EXERCISE DETAILS
Give back every line of the material exactly, as it appears below.

INPUT FOR THIS TASK
--

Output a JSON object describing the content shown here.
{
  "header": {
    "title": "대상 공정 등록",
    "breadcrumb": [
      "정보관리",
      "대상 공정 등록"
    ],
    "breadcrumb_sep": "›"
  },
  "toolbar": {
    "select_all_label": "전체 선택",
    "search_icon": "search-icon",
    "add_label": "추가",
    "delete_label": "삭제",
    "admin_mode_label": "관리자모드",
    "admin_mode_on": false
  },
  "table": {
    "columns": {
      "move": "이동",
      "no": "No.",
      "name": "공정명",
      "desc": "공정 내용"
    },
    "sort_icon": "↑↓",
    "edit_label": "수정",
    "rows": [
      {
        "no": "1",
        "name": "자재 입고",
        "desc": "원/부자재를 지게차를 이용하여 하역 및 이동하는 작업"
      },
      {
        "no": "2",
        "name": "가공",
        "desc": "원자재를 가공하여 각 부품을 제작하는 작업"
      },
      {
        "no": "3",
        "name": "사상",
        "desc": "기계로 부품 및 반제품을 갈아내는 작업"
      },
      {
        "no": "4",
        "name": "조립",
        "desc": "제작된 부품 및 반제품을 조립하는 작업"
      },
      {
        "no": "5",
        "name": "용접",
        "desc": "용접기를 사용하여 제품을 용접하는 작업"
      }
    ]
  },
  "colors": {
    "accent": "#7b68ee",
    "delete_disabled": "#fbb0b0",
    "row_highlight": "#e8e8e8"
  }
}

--

RESPONSE AREA
Output a JSON object describing the content shown here.
{
  "header": {
    "title": "대상 공정 등록",
    "breadcrumb": [
      "정보관리",
      "대상 공정 등록"
    ],
    "breadcrumb_sep": "›"
  },
  "toolbar": {
    "select_all_label": "전체 선택",
    "search_icon": "search-icon",
    "add_label": "추가",
    "delete_label": "삭제",
    "admin_mode_label": "관리자모드",
    "admin_mode_on": false
  },
  "table": {
    "columns": {
      "move": "이동",
      "no": "No.",
      "name": "공정명",
      "desc": "공정 내용"
    },
    "sort_icon": "↑↓",
    "edit_label": "수정",
    "rows": [
      {
        "no": "1",
        "name": "자재 입고",
        "desc": "원/부자재를 지게차를 이용하여 하역 및 이동하는 작업"
      },
      {
        "no": "2",
        "name": "가공",
        "desc": "원자재를 가공하여 각 부품을 제작하는 작업"
      },
      {
        "no": "3",
        "name": "사상",
        "desc": "기계로 부품 및 반제품을 갈아내는 작업"
      },
      {
        "no": "4",
        "name": "조립",
        "desc": "제작된 부품 및 반제품을 조립하는 작업"
      },
      {
        "no": "5",
        "name": "용접",
        "desc": "용접기를 사용하여 제품을 용접하는 작업"
      }
    ]
  },
  "colors": {
    "accent": "#7b68ee",
    "delete_disabled": "#fbb0b0",
    "row_highlight": "#e8e8e8"
  }
}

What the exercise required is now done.